In June 2019, Rafael Nadal toppled Dominic Thiem in the Roland Garros final, becoming the third player in the Open era with the crown in Paris after turning 33. Andres Gimeno and Ken Rosewall did that in 1968 and 1972, four decades before the Spaniard and in a completely different tennis era.

In those first years of the Open era, the age was just a number since we had many successful players older than 35. Still, it wasn't easy to conquer Roland Garros following the 30th birthday even in those days, with only four players achieving that before 2015 and one between 1973-2014!

Stan Wawrinka joined the list in 2015 before Rafael Nadal regained his Parisian kingdom two years later, celebrating at Roland Garros a couple of days after turning 31. Thus, Rafa became the third-oldest champion of the clay Major after Gimeno and Rosewall, staying undefeated in the French capital in the next three years to enter the record books.

Turning 34 in June, the great Spaniard had to wait for four months before embracing another Roland Garros campaign, with the latest edition taking place in October following the coronavirus pandemic. Facing many challenges, Nadal endured them all to lift the 13th trophy in Paris, becoming the second-oldest Roland Garros champion (34 years and four months) after Andres Gimeno in 1972!
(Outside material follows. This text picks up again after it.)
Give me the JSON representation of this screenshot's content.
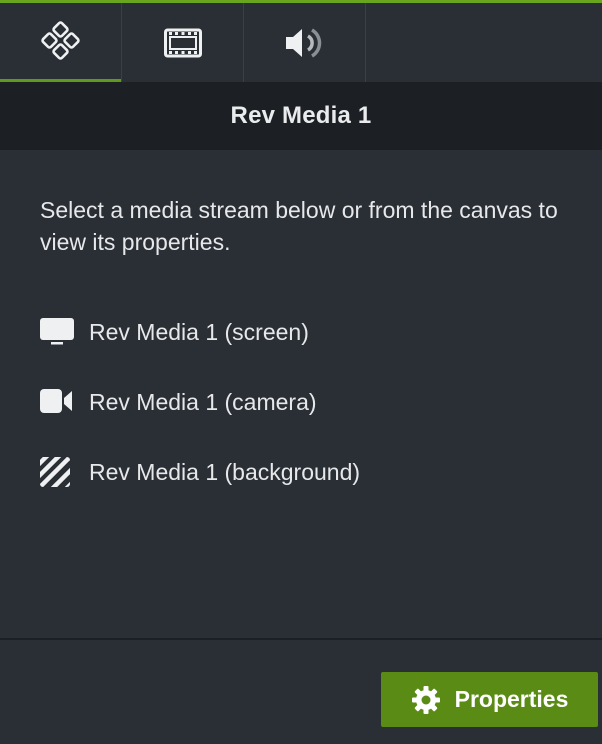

For the fourth time in his career, Rafa claimed the title in Paris without losing a set, making his feat even more impressive, although it was anything but easy for him during the French capital fortnight. Dealing with cold and rainy weather, the new Wilson balls and a roof on Court Philippe-Chatrier, Nadal passed seven obstacles to claim the 13th crown from 16 appearances in Paris, winning 100 out of 102 matches at his beloved Major and writing history books.

At 34, Rafael Nadal became the second-oldest Roland Garros champion.

Nadal may not be as quick as in his prime years, but to beat him at Roland Garros is still the most challenging task in tennis, the one that requires something special from the rival on the other side of the net.

There wasn't a single one who could produce that level, with Rafa beating all competitors in straight sets to lift the 20th Major trophy, joining Roger Federer at the top of the GOAT race. In the semis, Nadal took down Diego Schwartzman 6-3, 6-3, 7-6 after three hours and nine minutes of a grueling battle, prevailing in the third-set tie break to march into the final without losing a set.

In the title match, Nadal produced a masterclass in a 6-0, 6-0, 7-5 victory over world no. 1 Novak Djokovic, blowing Novak off the court in the opening two sets and staying focused in the third to become a Major champion at 34.